#### ACTION ITEM:
Within the material below, tally every line that holds the word "title", then give the tally and nothing more.

#### RECORDS SHOWN:
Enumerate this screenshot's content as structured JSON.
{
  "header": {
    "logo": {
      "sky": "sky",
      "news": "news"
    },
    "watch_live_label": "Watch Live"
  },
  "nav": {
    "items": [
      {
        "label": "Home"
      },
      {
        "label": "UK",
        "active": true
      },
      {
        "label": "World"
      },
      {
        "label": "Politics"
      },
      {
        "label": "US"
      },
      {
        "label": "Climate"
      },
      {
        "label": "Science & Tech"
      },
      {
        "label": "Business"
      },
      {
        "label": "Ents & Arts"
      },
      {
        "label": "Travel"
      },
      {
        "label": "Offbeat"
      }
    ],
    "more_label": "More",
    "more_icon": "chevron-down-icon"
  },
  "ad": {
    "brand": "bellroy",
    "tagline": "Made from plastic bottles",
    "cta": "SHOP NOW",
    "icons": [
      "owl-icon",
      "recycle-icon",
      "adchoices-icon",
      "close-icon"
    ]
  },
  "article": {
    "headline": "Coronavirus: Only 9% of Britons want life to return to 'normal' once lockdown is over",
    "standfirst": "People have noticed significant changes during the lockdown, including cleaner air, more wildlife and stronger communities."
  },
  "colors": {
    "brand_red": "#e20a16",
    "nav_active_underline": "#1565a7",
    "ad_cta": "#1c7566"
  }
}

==

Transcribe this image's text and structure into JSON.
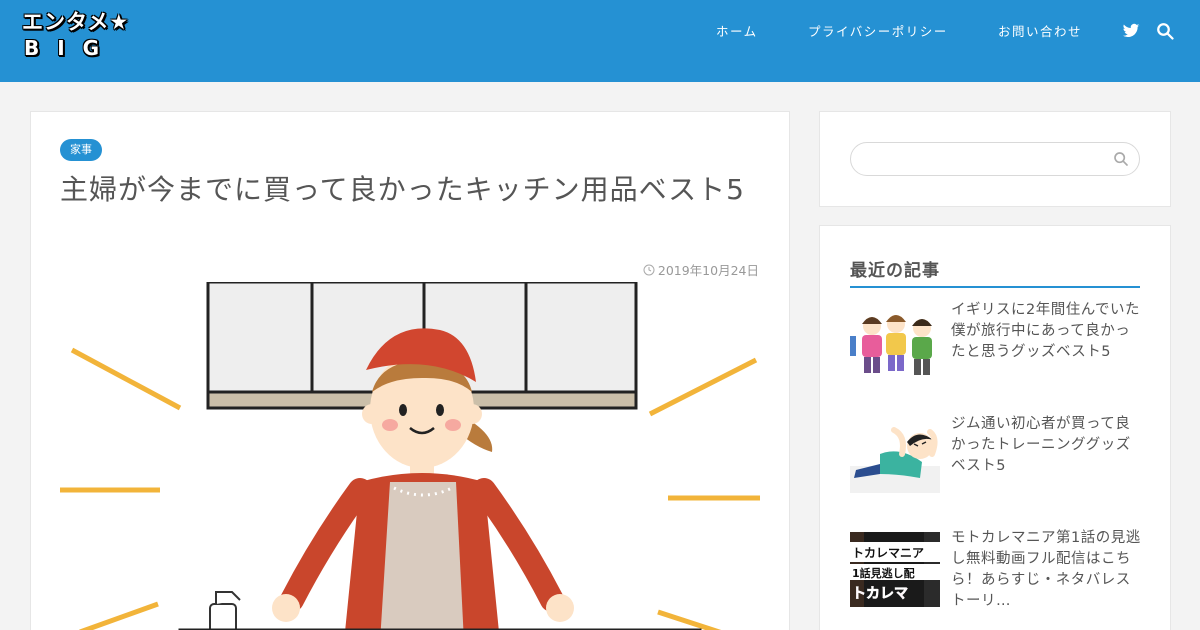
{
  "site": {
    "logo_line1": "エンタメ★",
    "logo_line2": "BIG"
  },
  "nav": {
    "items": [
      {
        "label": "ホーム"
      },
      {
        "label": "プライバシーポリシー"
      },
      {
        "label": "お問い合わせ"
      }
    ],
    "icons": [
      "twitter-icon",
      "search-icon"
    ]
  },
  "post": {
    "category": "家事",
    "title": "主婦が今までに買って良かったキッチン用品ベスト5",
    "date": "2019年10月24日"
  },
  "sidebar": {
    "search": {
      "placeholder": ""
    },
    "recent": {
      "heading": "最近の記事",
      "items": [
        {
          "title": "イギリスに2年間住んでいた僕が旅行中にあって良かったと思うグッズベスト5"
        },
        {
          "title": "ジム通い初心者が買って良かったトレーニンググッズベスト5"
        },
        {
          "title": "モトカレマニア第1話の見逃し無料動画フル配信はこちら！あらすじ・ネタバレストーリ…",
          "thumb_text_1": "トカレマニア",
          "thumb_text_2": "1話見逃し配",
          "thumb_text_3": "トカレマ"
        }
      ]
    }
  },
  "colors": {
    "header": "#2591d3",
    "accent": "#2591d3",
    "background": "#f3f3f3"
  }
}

#### REPLY:
4